(Stored entries)
● ● ●

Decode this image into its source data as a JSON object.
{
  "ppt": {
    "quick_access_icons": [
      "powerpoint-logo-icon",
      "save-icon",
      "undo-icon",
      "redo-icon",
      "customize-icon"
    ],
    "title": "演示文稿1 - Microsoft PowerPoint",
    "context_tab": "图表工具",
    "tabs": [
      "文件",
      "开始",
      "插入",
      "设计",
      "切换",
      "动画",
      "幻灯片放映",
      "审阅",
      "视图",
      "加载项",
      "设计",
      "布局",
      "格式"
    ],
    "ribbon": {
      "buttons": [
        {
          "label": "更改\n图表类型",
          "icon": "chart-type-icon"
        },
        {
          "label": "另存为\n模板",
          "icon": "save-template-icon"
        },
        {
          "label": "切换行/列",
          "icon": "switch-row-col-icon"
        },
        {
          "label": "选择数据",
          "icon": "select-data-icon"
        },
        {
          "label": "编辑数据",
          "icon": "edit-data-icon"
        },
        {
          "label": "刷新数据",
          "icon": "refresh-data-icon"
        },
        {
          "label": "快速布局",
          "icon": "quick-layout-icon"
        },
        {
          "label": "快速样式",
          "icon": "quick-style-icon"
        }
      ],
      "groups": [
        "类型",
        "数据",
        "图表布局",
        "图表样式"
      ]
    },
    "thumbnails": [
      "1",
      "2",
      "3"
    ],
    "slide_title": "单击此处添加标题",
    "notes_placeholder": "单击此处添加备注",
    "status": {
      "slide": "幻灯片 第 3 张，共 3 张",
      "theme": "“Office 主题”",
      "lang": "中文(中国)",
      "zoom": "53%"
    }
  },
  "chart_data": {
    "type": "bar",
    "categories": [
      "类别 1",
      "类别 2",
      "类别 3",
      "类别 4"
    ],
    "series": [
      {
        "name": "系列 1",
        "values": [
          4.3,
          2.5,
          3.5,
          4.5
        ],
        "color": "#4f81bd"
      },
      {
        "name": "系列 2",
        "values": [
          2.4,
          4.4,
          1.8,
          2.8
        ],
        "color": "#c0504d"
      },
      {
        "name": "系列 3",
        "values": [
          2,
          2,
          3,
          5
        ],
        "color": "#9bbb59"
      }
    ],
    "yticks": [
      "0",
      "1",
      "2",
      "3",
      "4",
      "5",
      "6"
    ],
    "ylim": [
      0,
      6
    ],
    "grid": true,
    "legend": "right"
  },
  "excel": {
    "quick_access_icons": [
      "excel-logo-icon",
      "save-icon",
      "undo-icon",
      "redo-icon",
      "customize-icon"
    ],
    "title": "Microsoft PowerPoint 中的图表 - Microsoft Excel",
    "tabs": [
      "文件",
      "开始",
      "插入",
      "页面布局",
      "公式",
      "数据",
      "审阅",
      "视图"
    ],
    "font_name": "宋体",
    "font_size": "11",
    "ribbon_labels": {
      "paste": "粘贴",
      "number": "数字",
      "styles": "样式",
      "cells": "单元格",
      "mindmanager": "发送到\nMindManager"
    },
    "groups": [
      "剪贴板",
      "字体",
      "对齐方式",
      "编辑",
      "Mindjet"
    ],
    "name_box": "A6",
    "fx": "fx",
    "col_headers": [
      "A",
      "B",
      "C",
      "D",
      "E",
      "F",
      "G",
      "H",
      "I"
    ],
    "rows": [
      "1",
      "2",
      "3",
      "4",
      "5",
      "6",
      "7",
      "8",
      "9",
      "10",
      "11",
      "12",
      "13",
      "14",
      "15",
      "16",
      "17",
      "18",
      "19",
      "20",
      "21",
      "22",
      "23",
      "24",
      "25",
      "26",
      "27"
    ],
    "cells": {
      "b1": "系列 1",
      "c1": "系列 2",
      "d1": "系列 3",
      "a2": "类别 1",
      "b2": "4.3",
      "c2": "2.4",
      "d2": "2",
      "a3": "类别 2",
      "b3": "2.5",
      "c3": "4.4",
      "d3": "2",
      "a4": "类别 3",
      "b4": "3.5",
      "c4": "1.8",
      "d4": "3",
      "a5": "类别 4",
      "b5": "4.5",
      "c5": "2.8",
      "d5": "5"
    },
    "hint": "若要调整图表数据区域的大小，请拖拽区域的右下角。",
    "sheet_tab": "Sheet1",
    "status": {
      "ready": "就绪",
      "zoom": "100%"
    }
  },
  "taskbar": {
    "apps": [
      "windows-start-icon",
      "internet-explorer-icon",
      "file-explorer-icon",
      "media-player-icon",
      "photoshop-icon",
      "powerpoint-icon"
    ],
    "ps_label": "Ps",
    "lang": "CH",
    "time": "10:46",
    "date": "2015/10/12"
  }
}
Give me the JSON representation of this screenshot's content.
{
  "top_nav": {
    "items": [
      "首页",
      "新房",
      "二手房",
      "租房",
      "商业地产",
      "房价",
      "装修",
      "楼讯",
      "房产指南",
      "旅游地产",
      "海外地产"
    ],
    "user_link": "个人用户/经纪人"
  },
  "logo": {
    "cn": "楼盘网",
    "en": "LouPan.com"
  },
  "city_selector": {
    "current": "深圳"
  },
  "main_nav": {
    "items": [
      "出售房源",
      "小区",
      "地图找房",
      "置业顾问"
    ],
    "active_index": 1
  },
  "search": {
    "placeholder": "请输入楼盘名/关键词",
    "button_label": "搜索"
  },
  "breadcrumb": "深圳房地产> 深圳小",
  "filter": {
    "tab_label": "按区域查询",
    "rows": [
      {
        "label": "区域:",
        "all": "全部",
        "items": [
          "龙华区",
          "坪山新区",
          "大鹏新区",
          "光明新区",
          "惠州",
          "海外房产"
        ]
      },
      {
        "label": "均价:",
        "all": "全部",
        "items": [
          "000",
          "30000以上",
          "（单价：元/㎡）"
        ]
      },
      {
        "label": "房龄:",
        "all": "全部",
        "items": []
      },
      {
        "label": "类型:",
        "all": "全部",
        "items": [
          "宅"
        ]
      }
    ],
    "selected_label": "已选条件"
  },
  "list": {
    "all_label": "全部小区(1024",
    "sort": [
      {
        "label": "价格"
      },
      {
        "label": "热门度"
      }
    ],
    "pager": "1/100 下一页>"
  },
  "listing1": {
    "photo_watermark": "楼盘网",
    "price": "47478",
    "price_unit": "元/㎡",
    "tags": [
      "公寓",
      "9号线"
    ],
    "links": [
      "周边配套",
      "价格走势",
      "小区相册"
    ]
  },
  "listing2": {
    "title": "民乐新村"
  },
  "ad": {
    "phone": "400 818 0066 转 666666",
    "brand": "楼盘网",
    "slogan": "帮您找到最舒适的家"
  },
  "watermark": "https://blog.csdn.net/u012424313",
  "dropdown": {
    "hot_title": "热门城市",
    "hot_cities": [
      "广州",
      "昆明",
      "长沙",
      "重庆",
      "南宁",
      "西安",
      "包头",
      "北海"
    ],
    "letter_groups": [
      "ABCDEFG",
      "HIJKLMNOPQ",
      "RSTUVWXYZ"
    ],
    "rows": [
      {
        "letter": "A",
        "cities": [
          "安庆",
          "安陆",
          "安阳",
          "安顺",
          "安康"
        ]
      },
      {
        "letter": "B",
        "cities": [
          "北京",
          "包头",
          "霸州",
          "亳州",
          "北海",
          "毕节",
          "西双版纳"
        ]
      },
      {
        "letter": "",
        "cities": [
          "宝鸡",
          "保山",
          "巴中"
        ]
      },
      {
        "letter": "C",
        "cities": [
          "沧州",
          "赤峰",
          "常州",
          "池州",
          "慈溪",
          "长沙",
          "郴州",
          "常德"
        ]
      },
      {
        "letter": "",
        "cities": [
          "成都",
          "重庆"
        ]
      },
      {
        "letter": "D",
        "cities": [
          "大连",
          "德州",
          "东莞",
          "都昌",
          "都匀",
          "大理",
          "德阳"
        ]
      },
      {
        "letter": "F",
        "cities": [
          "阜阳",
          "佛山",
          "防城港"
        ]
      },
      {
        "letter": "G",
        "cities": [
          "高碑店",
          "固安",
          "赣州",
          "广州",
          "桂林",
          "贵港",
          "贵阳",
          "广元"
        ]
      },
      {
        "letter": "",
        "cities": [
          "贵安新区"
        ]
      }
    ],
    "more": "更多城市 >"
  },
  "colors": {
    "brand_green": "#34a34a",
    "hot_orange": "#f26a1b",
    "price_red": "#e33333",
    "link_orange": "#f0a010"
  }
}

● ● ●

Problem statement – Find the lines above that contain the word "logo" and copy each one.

Solution for this task –
      "powerpoint-logo-icon",
      "excel-logo-icon",
  "logo": {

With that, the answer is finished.